* TASK TO COMPLETE
In the listing below, how many lines hold the string "data"? Reply with the number and nothing else.
BEGIN THE RECORDS
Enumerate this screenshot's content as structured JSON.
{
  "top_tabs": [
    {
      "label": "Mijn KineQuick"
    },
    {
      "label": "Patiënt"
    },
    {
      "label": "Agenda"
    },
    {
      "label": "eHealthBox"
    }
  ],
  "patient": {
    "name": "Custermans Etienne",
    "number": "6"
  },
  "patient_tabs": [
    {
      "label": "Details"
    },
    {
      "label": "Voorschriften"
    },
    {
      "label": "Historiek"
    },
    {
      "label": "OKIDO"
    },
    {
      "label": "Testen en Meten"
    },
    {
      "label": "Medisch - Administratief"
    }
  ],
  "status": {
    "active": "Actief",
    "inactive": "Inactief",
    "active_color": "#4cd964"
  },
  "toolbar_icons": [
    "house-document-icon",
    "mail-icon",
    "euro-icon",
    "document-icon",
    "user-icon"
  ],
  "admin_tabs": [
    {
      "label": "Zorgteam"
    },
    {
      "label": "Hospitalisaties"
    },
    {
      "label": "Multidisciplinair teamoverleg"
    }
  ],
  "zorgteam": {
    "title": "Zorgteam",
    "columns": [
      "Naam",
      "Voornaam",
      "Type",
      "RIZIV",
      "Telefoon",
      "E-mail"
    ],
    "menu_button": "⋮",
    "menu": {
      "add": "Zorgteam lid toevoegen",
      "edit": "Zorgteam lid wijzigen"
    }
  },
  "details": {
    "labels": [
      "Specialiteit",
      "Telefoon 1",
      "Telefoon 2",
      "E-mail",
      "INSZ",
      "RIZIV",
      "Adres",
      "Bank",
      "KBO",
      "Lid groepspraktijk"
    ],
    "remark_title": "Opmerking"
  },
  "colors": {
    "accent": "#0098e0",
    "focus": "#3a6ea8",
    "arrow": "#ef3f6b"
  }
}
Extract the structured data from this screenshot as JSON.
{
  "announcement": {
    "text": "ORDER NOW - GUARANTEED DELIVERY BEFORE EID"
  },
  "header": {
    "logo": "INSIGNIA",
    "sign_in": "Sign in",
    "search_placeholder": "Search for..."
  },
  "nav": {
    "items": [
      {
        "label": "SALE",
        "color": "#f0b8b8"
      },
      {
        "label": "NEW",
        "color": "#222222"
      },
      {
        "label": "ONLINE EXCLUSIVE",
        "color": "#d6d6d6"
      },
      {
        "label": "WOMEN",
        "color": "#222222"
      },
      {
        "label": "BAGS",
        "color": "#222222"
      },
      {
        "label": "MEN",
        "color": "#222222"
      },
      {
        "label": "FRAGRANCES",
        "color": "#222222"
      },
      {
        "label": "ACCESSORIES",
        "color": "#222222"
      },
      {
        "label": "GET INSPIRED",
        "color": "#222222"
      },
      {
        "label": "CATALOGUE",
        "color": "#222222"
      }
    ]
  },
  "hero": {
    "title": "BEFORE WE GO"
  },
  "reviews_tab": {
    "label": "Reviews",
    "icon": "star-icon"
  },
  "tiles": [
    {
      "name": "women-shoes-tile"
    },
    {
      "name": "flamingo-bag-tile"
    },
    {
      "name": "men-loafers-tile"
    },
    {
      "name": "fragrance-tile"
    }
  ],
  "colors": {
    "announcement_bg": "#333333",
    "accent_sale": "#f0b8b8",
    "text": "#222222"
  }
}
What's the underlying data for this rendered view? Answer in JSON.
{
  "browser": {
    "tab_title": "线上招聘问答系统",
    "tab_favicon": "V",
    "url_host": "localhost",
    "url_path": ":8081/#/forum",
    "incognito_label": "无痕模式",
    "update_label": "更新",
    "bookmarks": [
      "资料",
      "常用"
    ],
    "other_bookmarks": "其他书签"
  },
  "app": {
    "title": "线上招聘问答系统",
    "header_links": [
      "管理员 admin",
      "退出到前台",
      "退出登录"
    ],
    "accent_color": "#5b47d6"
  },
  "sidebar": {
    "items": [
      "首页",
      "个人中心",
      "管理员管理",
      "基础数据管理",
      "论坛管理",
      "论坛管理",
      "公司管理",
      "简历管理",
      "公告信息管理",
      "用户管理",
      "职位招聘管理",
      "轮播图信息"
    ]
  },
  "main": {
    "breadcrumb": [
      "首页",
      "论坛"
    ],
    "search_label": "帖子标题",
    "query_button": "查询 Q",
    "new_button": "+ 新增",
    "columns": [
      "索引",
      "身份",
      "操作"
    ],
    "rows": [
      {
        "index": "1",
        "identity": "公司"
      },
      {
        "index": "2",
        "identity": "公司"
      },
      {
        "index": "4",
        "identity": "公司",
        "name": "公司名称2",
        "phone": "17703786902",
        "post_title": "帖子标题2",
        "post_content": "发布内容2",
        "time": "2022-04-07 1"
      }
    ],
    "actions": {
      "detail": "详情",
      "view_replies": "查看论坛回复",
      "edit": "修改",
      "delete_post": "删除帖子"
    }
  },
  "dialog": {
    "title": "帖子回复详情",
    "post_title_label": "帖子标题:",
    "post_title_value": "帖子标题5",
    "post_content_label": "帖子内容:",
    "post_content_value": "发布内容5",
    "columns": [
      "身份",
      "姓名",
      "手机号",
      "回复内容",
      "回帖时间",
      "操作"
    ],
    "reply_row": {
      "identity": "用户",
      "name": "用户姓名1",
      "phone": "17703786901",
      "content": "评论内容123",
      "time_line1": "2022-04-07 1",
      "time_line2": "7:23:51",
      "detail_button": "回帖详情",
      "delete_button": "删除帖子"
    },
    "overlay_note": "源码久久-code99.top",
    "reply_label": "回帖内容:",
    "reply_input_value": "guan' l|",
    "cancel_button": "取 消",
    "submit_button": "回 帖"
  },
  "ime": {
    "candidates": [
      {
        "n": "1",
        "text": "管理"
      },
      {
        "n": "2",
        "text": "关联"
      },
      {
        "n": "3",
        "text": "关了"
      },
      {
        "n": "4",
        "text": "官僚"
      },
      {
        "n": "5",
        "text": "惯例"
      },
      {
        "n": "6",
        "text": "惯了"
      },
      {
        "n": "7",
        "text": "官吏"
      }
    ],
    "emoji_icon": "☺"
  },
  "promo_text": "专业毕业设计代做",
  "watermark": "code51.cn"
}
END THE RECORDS
* YOUR RESPONSE
2